This article appeared in the September 23 edition of The Film Comment Letter, our free weekly newsletter featuring original film criticism and writingSign up for the Letter here.

In 2016, an Icelandic fishing trawler brought up four reels of muck-covered film from the bottom of the Atlantic Ocean. The find was tailor-made for Bill Morrison, the poet laureate of distressed celluloid, who that same year released Dawson City: Frozen Time, an enthralling cinematic essay about a cache of silent movies unearthed from the Yukon’s permafrost. In this case, the waterlogged reels proved to be no lost masterpiece, but a popular, though critically derided, Soviet film called The Village Detective (1969), a vehicle for the prolific actor Mikhail Zharov. Weaving the literally dredged-up footage together with a survey of Zharov’s six-decade career, Morrison constructs a meditation on mortality, Soviet history, the search for lost things, and the persistence of accordions.

Morrison’s films are inspired by the paradox of celluloid, at once fragile and durable. Like Decasia (2002), this latest work savors the mesmerizing psychedelia of nitrate decomposition: the fluid, ever-changing play of lines, blobs, stipples, branching or feathery patterns, and forked-lightning crackles. Images emerge from a swirling thicket of decay; people come to life again. In clips, we watch Zharov age from a teenager to an old man, and see Lenin cuddling a cat. In the end, the images vanish as if into a blizzard, and for a long time we watch the dancing ghosts of damaged emulsion. The film’s stark, haunting score by David Lang, written for a single accordion, cleverly incorporates the sound of air filling the instrument, like the breathing of a diver far down in the depths.

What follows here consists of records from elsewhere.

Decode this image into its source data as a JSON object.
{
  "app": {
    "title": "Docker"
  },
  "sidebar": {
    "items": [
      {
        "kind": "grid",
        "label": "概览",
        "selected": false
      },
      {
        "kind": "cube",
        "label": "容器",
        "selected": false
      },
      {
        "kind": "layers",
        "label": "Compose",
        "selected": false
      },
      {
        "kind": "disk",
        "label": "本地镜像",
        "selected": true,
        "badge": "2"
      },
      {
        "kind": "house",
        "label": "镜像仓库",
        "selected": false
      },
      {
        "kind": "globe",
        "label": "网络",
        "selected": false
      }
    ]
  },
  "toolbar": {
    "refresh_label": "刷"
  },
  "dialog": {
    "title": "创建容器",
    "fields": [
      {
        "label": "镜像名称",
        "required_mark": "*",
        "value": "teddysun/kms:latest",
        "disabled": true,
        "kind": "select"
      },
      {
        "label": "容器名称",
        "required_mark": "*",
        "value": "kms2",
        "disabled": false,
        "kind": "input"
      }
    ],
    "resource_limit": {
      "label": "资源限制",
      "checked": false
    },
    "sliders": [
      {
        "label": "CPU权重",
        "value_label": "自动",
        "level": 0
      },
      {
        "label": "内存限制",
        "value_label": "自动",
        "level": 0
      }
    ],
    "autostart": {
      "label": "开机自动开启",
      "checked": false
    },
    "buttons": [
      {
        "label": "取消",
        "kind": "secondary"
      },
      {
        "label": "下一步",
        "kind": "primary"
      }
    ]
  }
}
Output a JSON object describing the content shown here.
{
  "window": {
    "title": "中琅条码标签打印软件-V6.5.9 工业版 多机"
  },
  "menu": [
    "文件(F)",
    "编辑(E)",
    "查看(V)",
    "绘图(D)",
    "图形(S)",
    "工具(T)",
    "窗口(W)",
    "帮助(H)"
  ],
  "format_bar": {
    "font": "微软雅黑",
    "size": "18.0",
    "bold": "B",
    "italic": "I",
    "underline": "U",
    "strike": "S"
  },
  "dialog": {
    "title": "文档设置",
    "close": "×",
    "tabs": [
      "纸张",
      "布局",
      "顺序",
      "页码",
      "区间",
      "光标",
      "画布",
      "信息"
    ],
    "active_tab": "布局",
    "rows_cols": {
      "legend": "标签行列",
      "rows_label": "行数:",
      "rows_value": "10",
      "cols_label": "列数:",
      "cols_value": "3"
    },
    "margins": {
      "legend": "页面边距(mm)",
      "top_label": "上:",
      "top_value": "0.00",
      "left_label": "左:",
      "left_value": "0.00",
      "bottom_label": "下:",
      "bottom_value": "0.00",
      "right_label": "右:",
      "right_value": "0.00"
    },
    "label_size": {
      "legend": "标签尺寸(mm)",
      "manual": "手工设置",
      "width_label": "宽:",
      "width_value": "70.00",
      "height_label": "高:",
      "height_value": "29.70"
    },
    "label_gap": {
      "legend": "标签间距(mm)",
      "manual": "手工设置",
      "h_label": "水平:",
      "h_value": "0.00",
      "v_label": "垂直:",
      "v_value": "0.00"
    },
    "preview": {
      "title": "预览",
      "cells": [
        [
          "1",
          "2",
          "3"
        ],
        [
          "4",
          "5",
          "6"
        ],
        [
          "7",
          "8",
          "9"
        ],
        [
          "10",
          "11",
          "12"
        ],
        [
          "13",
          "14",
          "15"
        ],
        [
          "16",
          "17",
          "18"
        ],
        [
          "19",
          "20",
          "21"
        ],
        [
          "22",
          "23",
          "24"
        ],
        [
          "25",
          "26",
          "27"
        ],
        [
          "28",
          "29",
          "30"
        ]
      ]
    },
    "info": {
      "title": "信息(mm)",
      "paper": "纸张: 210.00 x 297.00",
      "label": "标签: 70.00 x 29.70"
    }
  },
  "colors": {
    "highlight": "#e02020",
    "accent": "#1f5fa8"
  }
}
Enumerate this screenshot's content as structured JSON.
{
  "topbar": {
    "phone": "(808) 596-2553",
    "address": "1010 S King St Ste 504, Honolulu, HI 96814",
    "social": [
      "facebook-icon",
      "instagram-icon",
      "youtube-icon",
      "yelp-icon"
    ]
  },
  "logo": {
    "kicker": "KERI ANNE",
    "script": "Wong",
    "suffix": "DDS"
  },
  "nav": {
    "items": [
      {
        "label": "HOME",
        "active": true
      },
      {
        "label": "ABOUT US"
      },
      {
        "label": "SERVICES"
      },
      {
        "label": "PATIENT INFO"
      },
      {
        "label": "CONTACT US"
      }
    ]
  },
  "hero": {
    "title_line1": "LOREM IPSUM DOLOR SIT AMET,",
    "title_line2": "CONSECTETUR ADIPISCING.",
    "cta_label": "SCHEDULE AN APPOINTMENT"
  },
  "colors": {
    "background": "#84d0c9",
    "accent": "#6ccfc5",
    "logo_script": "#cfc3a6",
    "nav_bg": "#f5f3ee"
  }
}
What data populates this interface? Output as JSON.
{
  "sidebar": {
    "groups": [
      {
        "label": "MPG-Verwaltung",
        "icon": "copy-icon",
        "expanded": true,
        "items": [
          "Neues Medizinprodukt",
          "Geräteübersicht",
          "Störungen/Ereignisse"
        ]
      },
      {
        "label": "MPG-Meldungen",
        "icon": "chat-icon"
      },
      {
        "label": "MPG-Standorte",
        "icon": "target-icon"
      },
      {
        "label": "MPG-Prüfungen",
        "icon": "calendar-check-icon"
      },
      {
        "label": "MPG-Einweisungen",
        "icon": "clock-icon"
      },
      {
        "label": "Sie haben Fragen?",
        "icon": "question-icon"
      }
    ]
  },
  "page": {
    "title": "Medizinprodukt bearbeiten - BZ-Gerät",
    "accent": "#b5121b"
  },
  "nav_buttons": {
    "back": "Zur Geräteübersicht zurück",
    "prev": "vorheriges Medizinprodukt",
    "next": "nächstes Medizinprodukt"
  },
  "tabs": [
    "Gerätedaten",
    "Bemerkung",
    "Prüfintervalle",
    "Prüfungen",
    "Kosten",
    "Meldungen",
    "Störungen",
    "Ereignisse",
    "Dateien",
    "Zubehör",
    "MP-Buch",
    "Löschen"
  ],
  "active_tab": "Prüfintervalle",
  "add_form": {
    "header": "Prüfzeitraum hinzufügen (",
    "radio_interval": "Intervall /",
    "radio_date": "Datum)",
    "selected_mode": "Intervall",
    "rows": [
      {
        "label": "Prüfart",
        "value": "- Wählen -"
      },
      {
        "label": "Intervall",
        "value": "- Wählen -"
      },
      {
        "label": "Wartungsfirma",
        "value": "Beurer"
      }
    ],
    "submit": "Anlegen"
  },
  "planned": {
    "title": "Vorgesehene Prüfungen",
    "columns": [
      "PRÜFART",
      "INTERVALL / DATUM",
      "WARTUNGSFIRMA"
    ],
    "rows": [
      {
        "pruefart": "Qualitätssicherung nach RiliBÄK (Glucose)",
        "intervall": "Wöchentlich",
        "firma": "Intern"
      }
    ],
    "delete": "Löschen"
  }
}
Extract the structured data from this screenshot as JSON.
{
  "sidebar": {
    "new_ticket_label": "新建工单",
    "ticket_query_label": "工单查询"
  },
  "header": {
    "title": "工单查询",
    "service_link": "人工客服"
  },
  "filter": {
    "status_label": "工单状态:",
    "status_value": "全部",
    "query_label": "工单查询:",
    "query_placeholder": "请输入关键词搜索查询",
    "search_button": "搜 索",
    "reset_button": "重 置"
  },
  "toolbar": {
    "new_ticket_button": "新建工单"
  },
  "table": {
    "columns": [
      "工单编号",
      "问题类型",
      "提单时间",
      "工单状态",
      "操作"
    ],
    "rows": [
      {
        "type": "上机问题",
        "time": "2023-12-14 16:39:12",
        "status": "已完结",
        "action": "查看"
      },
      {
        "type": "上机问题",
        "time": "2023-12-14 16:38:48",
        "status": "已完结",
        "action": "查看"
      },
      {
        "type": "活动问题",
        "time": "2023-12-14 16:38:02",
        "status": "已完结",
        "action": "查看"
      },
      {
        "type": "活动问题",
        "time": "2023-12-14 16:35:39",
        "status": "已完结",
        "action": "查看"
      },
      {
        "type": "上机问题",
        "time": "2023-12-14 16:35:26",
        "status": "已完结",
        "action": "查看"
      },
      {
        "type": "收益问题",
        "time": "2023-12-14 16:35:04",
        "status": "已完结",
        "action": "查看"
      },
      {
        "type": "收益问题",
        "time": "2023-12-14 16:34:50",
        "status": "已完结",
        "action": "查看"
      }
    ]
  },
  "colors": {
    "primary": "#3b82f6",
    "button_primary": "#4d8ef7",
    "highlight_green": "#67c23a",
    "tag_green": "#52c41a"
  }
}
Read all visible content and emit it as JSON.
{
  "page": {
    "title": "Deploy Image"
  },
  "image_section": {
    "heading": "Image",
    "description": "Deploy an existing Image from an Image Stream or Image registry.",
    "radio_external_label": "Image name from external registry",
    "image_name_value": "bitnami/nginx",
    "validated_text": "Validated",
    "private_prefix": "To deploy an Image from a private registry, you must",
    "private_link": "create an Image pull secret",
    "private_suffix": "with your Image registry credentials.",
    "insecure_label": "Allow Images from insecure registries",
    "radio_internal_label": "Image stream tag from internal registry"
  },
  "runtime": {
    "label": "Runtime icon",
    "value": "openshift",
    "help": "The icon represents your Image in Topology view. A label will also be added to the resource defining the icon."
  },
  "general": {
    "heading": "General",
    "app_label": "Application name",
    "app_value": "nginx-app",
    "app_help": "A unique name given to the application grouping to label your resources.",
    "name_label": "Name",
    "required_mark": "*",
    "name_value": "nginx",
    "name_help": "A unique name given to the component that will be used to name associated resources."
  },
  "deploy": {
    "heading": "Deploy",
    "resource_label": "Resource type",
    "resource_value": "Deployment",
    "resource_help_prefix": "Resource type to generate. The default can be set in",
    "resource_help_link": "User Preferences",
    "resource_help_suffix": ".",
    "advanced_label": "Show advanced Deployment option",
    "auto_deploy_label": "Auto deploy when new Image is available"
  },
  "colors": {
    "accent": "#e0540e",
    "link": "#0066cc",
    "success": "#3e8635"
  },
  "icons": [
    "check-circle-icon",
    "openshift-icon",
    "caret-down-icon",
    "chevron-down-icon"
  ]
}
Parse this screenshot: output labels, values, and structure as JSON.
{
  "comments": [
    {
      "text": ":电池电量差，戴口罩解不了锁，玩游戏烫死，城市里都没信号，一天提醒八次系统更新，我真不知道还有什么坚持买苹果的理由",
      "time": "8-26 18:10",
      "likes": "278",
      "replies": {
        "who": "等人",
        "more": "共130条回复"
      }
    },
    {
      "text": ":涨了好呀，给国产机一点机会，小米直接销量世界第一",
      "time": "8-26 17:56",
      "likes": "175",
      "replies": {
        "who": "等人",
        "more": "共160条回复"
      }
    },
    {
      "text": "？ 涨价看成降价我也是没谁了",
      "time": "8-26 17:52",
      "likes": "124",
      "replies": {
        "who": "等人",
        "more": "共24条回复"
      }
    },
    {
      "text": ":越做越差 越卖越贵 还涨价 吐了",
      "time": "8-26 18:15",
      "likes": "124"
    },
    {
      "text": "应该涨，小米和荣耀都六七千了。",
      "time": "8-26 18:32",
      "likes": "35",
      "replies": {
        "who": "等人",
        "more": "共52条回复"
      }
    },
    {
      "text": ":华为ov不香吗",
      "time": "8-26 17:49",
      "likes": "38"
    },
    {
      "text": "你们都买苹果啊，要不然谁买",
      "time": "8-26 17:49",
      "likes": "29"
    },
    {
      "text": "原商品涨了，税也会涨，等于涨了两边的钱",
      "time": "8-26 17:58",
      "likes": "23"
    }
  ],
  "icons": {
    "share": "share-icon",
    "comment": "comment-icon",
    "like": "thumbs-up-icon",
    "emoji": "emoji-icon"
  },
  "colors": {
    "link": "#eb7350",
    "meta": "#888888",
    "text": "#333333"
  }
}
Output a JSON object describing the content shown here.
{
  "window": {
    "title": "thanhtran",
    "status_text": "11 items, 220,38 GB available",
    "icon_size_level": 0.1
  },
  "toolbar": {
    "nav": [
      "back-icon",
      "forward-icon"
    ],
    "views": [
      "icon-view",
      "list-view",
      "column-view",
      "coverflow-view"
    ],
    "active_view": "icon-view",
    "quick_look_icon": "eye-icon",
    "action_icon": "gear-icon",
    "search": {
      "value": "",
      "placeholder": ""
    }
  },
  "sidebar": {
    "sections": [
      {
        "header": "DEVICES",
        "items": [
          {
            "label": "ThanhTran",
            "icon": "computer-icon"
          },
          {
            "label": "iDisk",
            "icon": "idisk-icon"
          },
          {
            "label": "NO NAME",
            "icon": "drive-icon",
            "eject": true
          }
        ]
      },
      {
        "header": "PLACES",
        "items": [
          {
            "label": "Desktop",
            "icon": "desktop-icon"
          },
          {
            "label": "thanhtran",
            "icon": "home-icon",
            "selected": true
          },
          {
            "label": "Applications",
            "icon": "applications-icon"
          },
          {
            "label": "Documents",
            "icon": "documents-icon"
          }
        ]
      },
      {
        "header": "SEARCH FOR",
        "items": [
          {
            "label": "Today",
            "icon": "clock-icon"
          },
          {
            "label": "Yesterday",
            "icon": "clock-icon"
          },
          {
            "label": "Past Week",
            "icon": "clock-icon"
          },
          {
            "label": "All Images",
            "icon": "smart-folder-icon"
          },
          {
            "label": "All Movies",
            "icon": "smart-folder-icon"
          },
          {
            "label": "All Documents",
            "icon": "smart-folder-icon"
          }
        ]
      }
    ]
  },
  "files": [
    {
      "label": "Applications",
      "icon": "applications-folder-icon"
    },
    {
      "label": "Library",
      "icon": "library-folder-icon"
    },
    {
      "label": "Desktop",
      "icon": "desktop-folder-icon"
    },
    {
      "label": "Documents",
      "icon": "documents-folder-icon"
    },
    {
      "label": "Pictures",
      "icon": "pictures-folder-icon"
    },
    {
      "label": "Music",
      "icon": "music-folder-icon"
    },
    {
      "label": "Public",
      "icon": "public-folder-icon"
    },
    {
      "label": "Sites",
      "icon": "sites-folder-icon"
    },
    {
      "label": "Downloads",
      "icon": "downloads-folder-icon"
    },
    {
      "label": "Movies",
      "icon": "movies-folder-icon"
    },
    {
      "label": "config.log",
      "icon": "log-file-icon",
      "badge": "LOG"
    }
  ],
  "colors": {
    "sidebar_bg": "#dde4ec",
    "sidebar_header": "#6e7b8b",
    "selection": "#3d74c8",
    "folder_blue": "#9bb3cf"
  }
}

Imogen Sara Smith is the author of In Lonely Places: Film Noir Beyond the City and Buster Keaton: The Persistence of Comedy. She has written for The Criterion Collection and elsewhere, and wrote the Phantom Light column for FilmComment.